The final is played between the two best teams. Both teams get 2.5 minutes to correctly guess as many words as possible, and both teams guess the same set of words. The second team, therefore, is isolated in a soundproof booth while the first team is taking their turn.

In some episodes, François Boulangé acted as judge and word authority, and frequently interacted with host Lucille Werner.


The show aired daily starting in 1989 on VARA, one of the Netherlands' public television channels. It was presented by Robert ten Brink and François Boulangé.

In 2000, Lingo was taken over by TROS and serious changes were carried out. The duration of the programme was shortened and the Nationale Postcode Loterij (National Postcode Lottery) started publishing the 'Postcode Lingo' lottery results. By both modifying the play time and significantly reducing the number of words, the points and therefore the prize money that teams could win diminished. The rules of the show had also changed, particularly the final round (as previously discussed). Also, Nance became the new host and Michiel Eijsbouts became the new jury.

With Nance's transition from TROS to SBS in September 2005, a new host took over: Lucille Werner, who had previously hosted Get The Picture and Michiel Eijsbouts (the jury) was replaced by JP (Jan Peter Pellemans). On July 30, 2014, it was announced that Lingo would stop producing new episodes starting in September 2014 due to declining ratings.[2] The final episode aired on October 2, 2014.

The show returned on August 26, 2019 on the commercial channel SBS6 with Jan Versteegh as the new host.

The hosts of the show from pilot to present include:

Jury and voiceover[edit]

At each episode of Lingo there is a jury check to see if each called word exists. Since 2000, the jury also did the announcing for the show. The show's jury includes:

Until 2000, there were announcers for the introduction of each episode. The names of these announcers are unknown.

Possible moves[edit]

In October 2006, leaks from the network coordinator Ton F. van Dijk (a telejournalist for Netherlands 1) revealed that public broadcasting considered ending Lingo in 2007. The programme drew many older viewers, whereas the organizations wanted to draw a younger audience. This caused such a commotion that prime minister Jan Peter Balkenende was even tempted to make official statements about the rumor.

Commercial broadcaster RTL 4 had shown interest in obtaining the rights to the show if they were abandoned by public broadcasting. TROS stated on 17 October that they will keep showing the game, but they wanted to examine how they could adapt the game for a broader public.
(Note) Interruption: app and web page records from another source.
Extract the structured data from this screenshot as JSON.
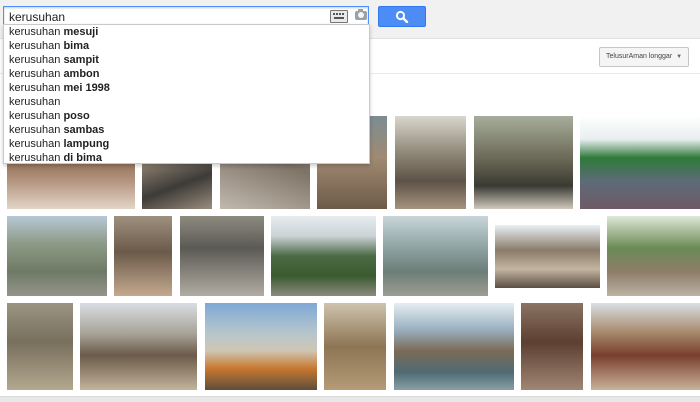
{
  "search": {
    "query": "kerusuhan",
    "keyboard_icon": "keyboard-icon",
    "camera_icon": "camera-icon",
    "button_icon": "magnifier-icon"
  },
  "suggestions": [
    {
      "prefix": "kerusuhan",
      "suffix": "mesuji"
    },
    {
      "prefix": "kerusuhan",
      "suffix": "bima"
    },
    {
      "prefix": "kerusuhan",
      "suffix": "sampit"
    },
    {
      "prefix": "kerusuhan",
      "suffix": "ambon"
    },
    {
      "prefix": "kerusuhan",
      "suffix": "mei 1998"
    },
    {
      "prefix": "kerusuhan",
      "suffix": ""
    },
    {
      "prefix": "kerusuhan",
      "suffix": "poso"
    },
    {
      "prefix": "kerusuhan",
      "suffix": "sambas"
    },
    {
      "prefix": "kerusuhan",
      "suffix": "lampung"
    },
    {
      "prefix": "kerusuhan",
      "suffix": "di bima"
    }
  ],
  "safesearch": {
    "label": "TelusurAman longgar",
    "chevron_icon": "caret-down-icon"
  },
  "colors": {
    "accent": "#4d8bf5",
    "topbar": "#f1f1f1"
  }
}
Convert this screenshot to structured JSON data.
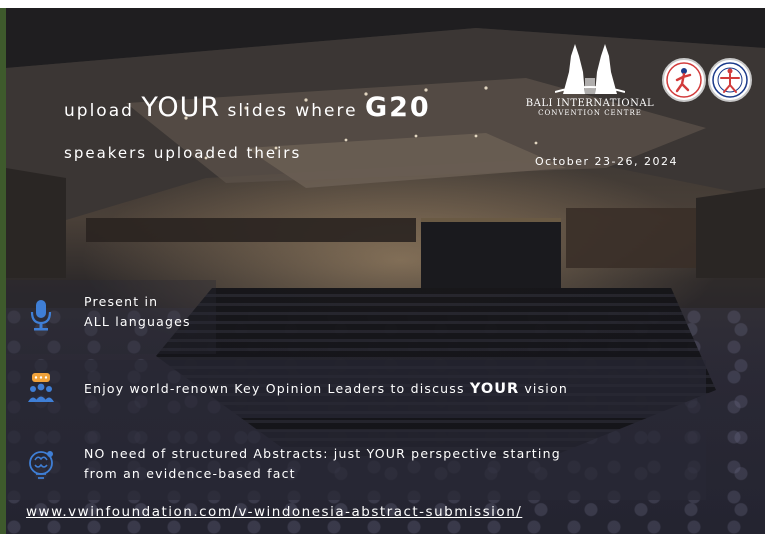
{
  "headline": {
    "line1_part1": "upload ",
    "line1_your": "YOUR",
    "line1_part2": " slides where ",
    "line1_g20": "G20",
    "line2": "speakers uploaded theirs"
  },
  "venue": {
    "name_line1": "BALI INTERNATIONAL",
    "name_line2": "CONVENTION CENTRE"
  },
  "date": "October 23-26, 2024",
  "features": [
    {
      "line1": "Present in",
      "line2": "ALL languages",
      "icon": "microphone-icon"
    },
    {
      "part1": "Enjoy world-renown Key Opinion Leaders to discuss ",
      "your": "YOUR",
      "part2": " vision",
      "icon": "audience-discussion-icon"
    },
    {
      "line1": "NO need of structured Abstracts: just YOUR perspective starting",
      "line2": "from an evidence-based fact",
      "icon": "brain-lightbulb-icon"
    }
  ],
  "url": "www.vwinfoundation.com/v-windonesia-abstract-submission/",
  "colors": {
    "icon_blue": "#3f7fd6",
    "icon_orange": "#f0a23a",
    "left_edge_green": "#3e5a2c"
  }
}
On the broadcast of 19 October 2006, Lucille indicated simply that Lingo will continue at TROS. Moreover, this broadcast came after a bet between Robert Jensen and Lucille. This bet implied that she would appear on TV with a deep décolletage. In return, Jensen would participate with Jan Paparazzi on an episode of Lingo. They, however, did not make it to the final.


Later on (dates are unclear), up to 2009, the Lingo show was coupled with the 'Sponsor Bingo Lottery', a Dutch lottery. In this show, the winning bingo (lottery) numbers were presented by Dutch celebrity Rick Brandsteder. He would also surprise one of the winners with a brand new car.

Other media[edit]

Various versions of Lingo were produced for the PC and for consoles such as the Nintendo DS. The 2000 PC game, however, does not use the green ball rule.


  1. ^ Episodes 5000—5177 broadcast from 1989 to 2014. Archief Beeld en Geluid.
  2. ^ "Spelprogramma Lingo stops in September 2014". July 30, 2014. Retrieved 2014-08-03.

External links[edit]